### What you have to do
Exactly reproduce all the records, keeping pictures out of the copy.

Top of Supplied material

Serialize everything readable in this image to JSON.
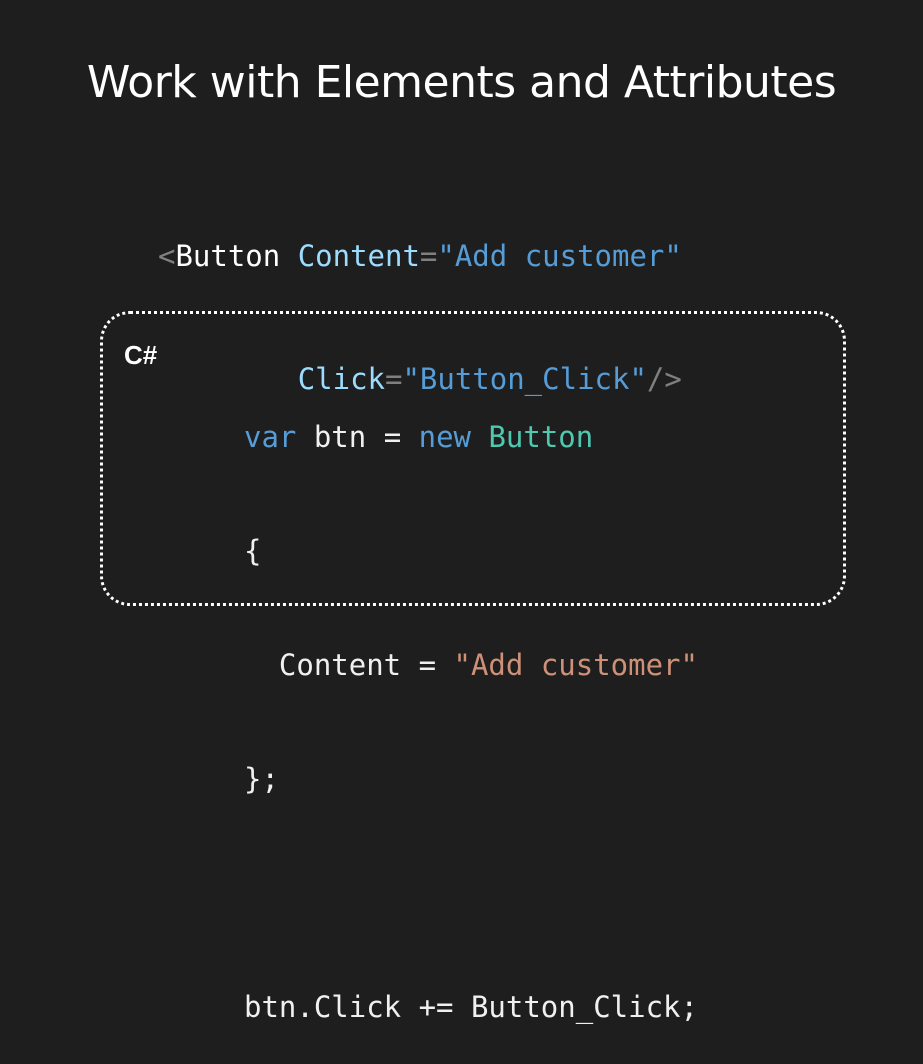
{
  "slide": {
    "title": "Work with Elements and Attributes"
  },
  "xaml": {
    "line1": {
      "open": "<",
      "tag": "Button",
      "attr1": "Content",
      "eq1": "=",
      "val1": "\"Add customer\""
    },
    "line2": {
      "attr2": "Click",
      "eq2": "=",
      "val2": "\"Button_Click\"",
      "close": "/>"
    }
  },
  "csharp": {
    "label": "C#",
    "line1": {
      "kw_var": "var",
      "name": " btn = ",
      "kw_new": "new",
      "type": "Button"
    },
    "line2": "{",
    "line3": {
      "prop": "  Content = ",
      "str": "\"Add customer\""
    },
    "line4": "};",
    "line5": "",
    "line6": "btn.Click += Button_Click;"
  },
  "colors": {
    "background": "#1e1e1e",
    "attribute": "#9cdcfe",
    "string_xaml": "#569cd6",
    "keyword": "#569cd6",
    "type": "#4ec9b0",
    "string_csharp": "#ce9178"
  }
}
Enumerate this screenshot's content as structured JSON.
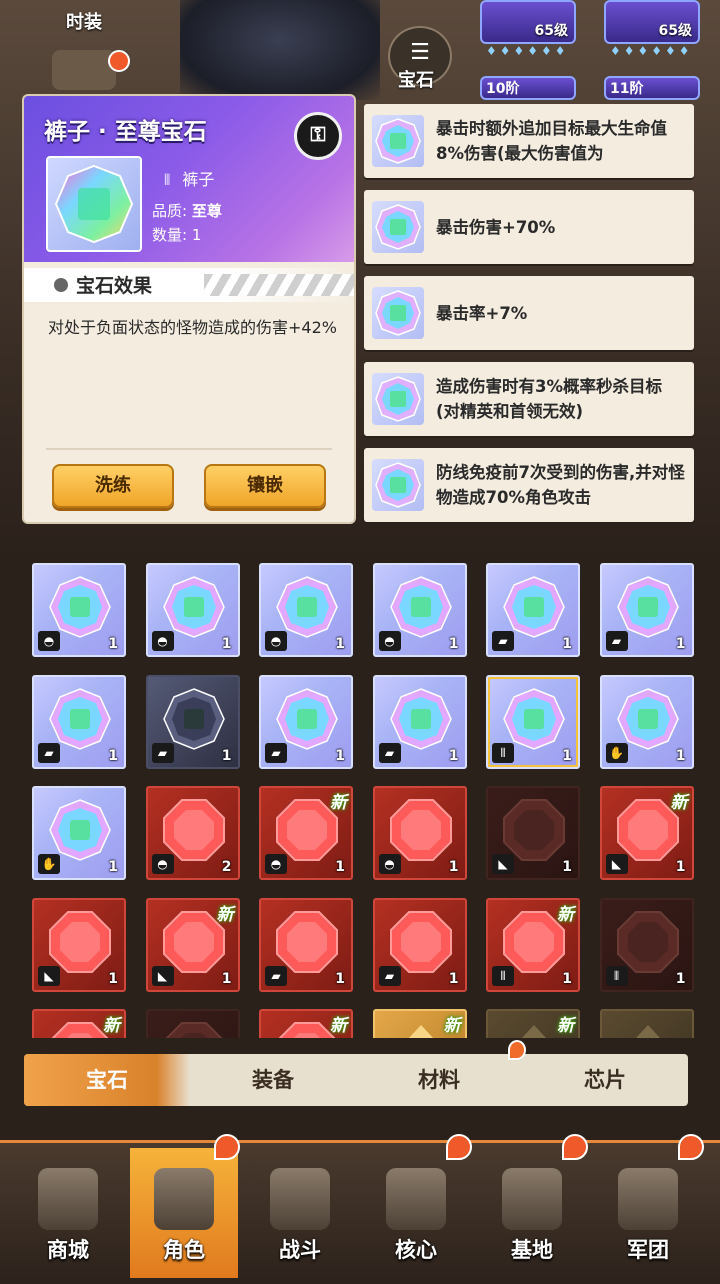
{
  "top": {
    "costume_label": "时装",
    "gem_label": "宝石",
    "items": [
      {
        "level": "65级",
        "stage": "10阶"
      },
      {
        "level": "65级",
        "stage": "11阶"
      }
    ]
  },
  "detail": {
    "title": "裤子 · 至尊宝石",
    "lock_icon": "lock-icon",
    "slot_name": "裤子",
    "quality_label": "品质:",
    "quality_value": "至尊",
    "quantity_label": "数量:",
    "quantity_value": "1",
    "effect_title": "宝石效果",
    "effect_text": "对处于负面状态的怪物造成的伤害+42%",
    "refine_button": "洗练",
    "inlay_button": "镶嵌"
  },
  "skills": [
    {
      "text": "暴击时额外追加目标最大生命值8%伤害(最大伤害值为"
    },
    {
      "text": "暴击伤害+70%"
    },
    {
      "text": "暴击率+7%"
    },
    {
      "text": "造成伤害时有3%概率秒杀目标(对精英和首领无效)"
    },
    {
      "text": "防线免疫前7次受到的伤害,并对怪物造成70%角色攻击"
    }
  ],
  "new_label": "新",
  "gems": [
    [
      {
        "style": "rainbow",
        "slot": "helmet-icon",
        "count": "1",
        "new": false
      },
      {
        "style": "rainbow",
        "slot": "helmet-icon",
        "count": "1",
        "new": false
      },
      {
        "style": "rainbow",
        "slot": "helmet-icon",
        "count": "1",
        "new": false
      },
      {
        "style": "rainbow",
        "slot": "helmet-icon",
        "count": "1",
        "new": false
      },
      {
        "style": "rainbow",
        "slot": "armor-icon",
        "count": "1",
        "new": false
      },
      {
        "style": "rainbow",
        "slot": "armor-icon",
        "count": "1",
        "new": false
      }
    ],
    [
      {
        "style": "rainbow",
        "slot": "armor-icon",
        "count": "1",
        "new": false
      },
      {
        "style": "dim",
        "slot": "armor-icon",
        "count": "1",
        "new": false
      },
      {
        "style": "rainbow",
        "slot": "armor-icon",
        "count": "1",
        "new": false
      },
      {
        "style": "rainbow",
        "slot": "armor-icon",
        "count": "1",
        "new": false
      },
      {
        "style": "rainbow-sel",
        "slot": "pants-icon",
        "count": "1",
        "new": false
      },
      {
        "style": "rainbow",
        "slot": "glove-icon",
        "count": "1",
        "new": false
      }
    ],
    [
      {
        "style": "rainbow",
        "slot": "glove-icon",
        "count": "1",
        "new": false
      },
      {
        "style": "red",
        "slot": "helmet-icon",
        "count": "2",
        "new": false
      },
      {
        "style": "red",
        "slot": "helmet-icon",
        "count": "1",
        "new": true
      },
      {
        "style": "red",
        "slot": "helmet-icon",
        "count": "1",
        "new": false
      },
      {
        "style": "dimred",
        "slot": "boot-icon",
        "count": "1",
        "new": false
      },
      {
        "style": "red",
        "slot": "boot-icon",
        "count": "1",
        "new": true
      }
    ],
    [
      {
        "style": "red",
        "slot": "boot-icon",
        "count": "1",
        "new": false
      },
      {
        "style": "red",
        "slot": "boot-icon",
        "count": "1",
        "new": true
      },
      {
        "style": "red",
        "slot": "armor-icon",
        "count": "1",
        "new": false
      },
      {
        "style": "red",
        "slot": "armor-icon",
        "count": "1",
        "new": false
      },
      {
        "style": "red",
        "slot": "pants-icon",
        "count": "1",
        "new": true
      },
      {
        "style": "dimred",
        "slot": "pants-icon",
        "count": "1",
        "new": false
      }
    ],
    [
      {
        "style": "red",
        "slot": "",
        "count": "",
        "new": true
      },
      {
        "style": "dimred",
        "slot": "",
        "count": "",
        "new": false
      },
      {
        "style": "red",
        "slot": "",
        "count": "",
        "new": true
      },
      {
        "style": "gold",
        "slot": "",
        "count": "",
        "new": true
      },
      {
        "style": "dimgold",
        "slot": "",
        "count": "",
        "new": true
      },
      {
        "style": "dimgold",
        "slot": "",
        "count": "",
        "new": false
      }
    ]
  ],
  "tabs": [
    {
      "label": "宝石",
      "active": true
    },
    {
      "label": "装备",
      "active": false
    },
    {
      "label": "材料",
      "active": false
    },
    {
      "label": "芯片",
      "active": false
    }
  ],
  "nav": [
    {
      "label": "商城",
      "icon": "shop-icon",
      "active": false,
      "alert": false
    },
    {
      "label": "角色",
      "icon": "character-icon",
      "active": true,
      "alert": true
    },
    {
      "label": "战斗",
      "icon": "battle-icon",
      "active": false,
      "alert": false
    },
    {
      "label": "核心",
      "icon": "core-icon",
      "active": false,
      "alert": true
    },
    {
      "label": "基地",
      "icon": "base-icon",
      "active": false,
      "alert": true
    },
    {
      "label": "军团",
      "icon": "legion-icon",
      "active": false,
      "alert": true
    }
  ],
  "colors": {
    "accent": "#f0a528",
    "purple_header": "#8b5be8",
    "new_glow": "#3b9a10",
    "red_gem": "#b43022"
  }
}
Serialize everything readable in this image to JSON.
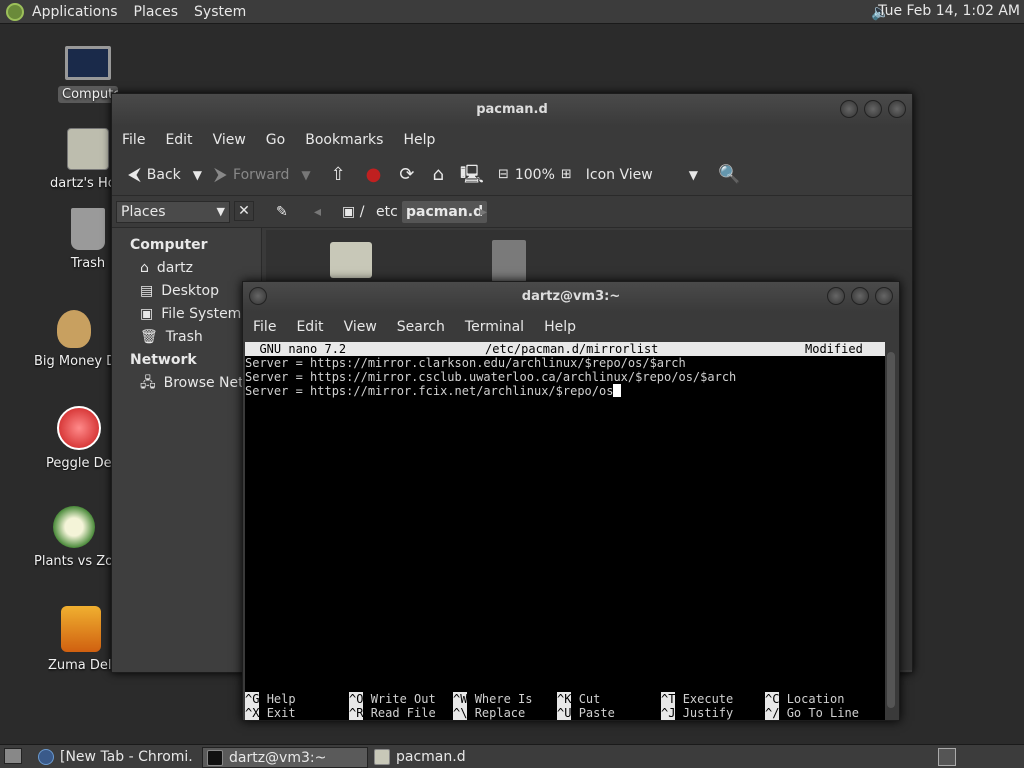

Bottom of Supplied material

### Completed task
Serialize everything readable in this image to JSON.
{
  "slide": {
    "title": "Work with Elements and Attributes"
  },
  "xaml": {
    "line1": {
      "open": "<",
      "tag": "Button",
      "attr1": "Content",
      "eq1": "=",
      "val1": "\"Add customer\""
    },
    "line2": {
      "attr2": "Click",
      "eq2": "=",
      "val2": "\"Button_Click\"",
      "close": "/>"
    }
  },
  "csharp": {
    "label": "C#",
    "line1": {
      "kw_var": "var",
      "name": " btn = ",
      "kw_new": "new",
      "type": "Button"
    },
    "line2": "{",
    "line3": {
      "prop": "  Content = ",
      "str": "\"Add customer\""
    },
    "line4": "};",
    "line5": "",
    "line6": "btn.Click += Button_Click;"
  },
  "colors": {
    "background": "#1e1e1e",
    "attribute": "#9cdcfe",
    "string_xaml": "#569cd6",
    "keyword": "#569cd6",
    "type": "#4ec9b0",
    "string_csharp": "#ce9178"
  }
}
Enumerate this screenshot's content as structured JSON.
{
  "top": {
    "costume_label": "时装",
    "gem_label": "宝石",
    "items": [
      {
        "level": "65级",
        "stage": "10阶"
      },
      {
        "level": "65级",
        "stage": "11阶"
      }
    ]
  },
  "detail": {
    "title": "裤子 · 至尊宝石",
    "lock_icon": "lock-icon",
    "slot_name": "裤子",
    "quality_label": "品质:",
    "quality_value": "至尊",
    "quantity_label": "数量:",
    "quantity_value": "1",
    "effect_title": "宝石效果",
    "effect_text": "对处于负面状态的怪物造成的伤害+42%",
    "refine_button": "洗练",
    "inlay_button": "镶嵌"
  },
  "skills": [
    {
      "text": "暴击时额外追加目标最大生命值8%伤害(最大伤害值为"
    },
    {
      "text": "暴击伤害+70%"
    },
    {
      "text": "暴击率+7%"
    },
    {
      "text": "造成伤害时有3%概率秒杀目标(对精英和首领无效)"
    },
    {
      "text": "防线免疫前7次受到的伤害,并对怪物造成70%角色攻击"
    }
  ],
  "new_label": "新",
  "gems": [
    [
      {
        "style": "rainbow",
        "slot": "helmet-icon",
        "count": "1",
        "new": false
      },
      {
        "style": "rainbow",
        "slot": "helmet-icon",
        "count": "1",
        "new": false
      },
      {
        "style": "rainbow",
        "slot": "helmet-icon",
        "count": "1",
        "new": false
      },
      {
        "style": "rainbow",
        "slot": "helmet-icon",
        "count": "1",
        "new": false
      },
      {
        "style": "rainbow",
        "slot": "armor-icon",
        "count": "1",
        "new": false
      },
      {
        "style": "rainbow",
        "slot": "armor-icon",
        "count": "1",
        "new": false
      }
    ],
    [
      {
        "style": "rainbow",
        "slot": "armor-icon",
        "count": "1",
        "new": false
      },
      {
        "style": "dim",
        "slot": "armor-icon",
        "count": "1",
        "new": false
      },
      {
        "style": "rainbow",
        "slot": "armor-icon",
        "count": "1",
        "new": false
      },
      {
        "style": "rainbow",
        "slot": "armor-icon",
        "count": "1",
        "new": false
      },
      {
        "style": "rainbow-sel",
        "slot": "pants-icon",
        "count": "1",
        "new": false
      },
      {
        "style": "rainbow",
        "slot": "glove-icon",
        "count": "1",
        "new": false
      }
    ],
    [
      {
        "style": "rainbow",
        "slot": "glove-icon",
        "count": "1",
        "new": false
      },
      {
        "style": "red",
        "slot": "helmet-icon",
        "count": "2",
        "new": false
      },
      {
        "style": "red",
        "slot": "helmet-icon",
        "count": "1",
        "new": true
      },
      {
        "style": "red",
        "slot": "helmet-icon",
        "count": "1",
        "new": false
      },
      {
        "style": "dimred",
        "slot": "boot-icon",
        "count": "1",
        "new": false
      },
      {
        "style": "red",
        "slot": "boot-icon",
        "count": "1",
        "new": true
      }
    ],
    [
      {
        "style": "red",
        "slot": "boot-icon",
        "count": "1",
        "new": false
      },
      {
        "style": "red",
        "slot": "boot-icon",
        "count": "1",
        "new": true
      },
      {
        "style": "red",
        "slot": "armor-icon",
        "count": "1",
        "new": false
      },
      {
        "style": "red",
        "slot": "armor-icon",
        "count": "1",
        "new": false
      },
      {
        "style": "red",
        "slot": "pants-icon",
        "count": "1",
        "new": true
      },
      {
        "style": "dimred",
        "slot": "pants-icon",
        "count": "1",
        "new": false
      }
    ],
    [
      {
        "style": "red",
        "slot": "",
        "count": "",
        "new": true
      },
      {
        "style": "dimred",
        "slot": "",
        "count": "",
        "new": false
      },
      {
        "style": "red",
        "slot": "",
        "count": "",
        "new": true
      },
      {
        "style": "gold",
        "slot": "",
        "count": "",
        "new": true
      },
      {
        "style": "dimgold",
        "slot": "",
        "count": "",
        "new": true
      },
      {
        "style": "dimgold",
        "slot": "",
        "count": "",
        "new": false
      }
    ]
  ],
  "tabs": [
    {
      "label": "宝石",
      "active": true
    },
    {
      "label": "装备",
      "active": false
    },
    {
      "label": "材料",
      "active": false
    },
    {
      "label": "芯片",
      "active": false
    }
  ],
  "nav": [
    {
      "label": "商城",
      "icon": "shop-icon",
      "active": false,
      "alert": false
    },
    {
      "label": "角色",
      "icon": "character-icon",
      "active": true,
      "alert": true
    },
    {
      "label": "战斗",
      "icon": "battle-icon",
      "active": false,
      "alert": false
    },
    {
      "label": "核心",
      "icon": "core-icon",
      "active": false,
      "alert": true
    },
    {
      "label": "基地",
      "icon": "base-icon",
      "active": false,
      "alert": true
    },
    {
      "label": "军团",
      "icon": "legion-icon",
      "active": false,
      "alert": true
    }
  ],
  "colors": {
    "accent": "#f0a528",
    "purple_header": "#8b5be8",
    "new_glow": "#3b9a10",
    "red_gem": "#b43022"
  }
}
Serialize everything readable in this image to JSON.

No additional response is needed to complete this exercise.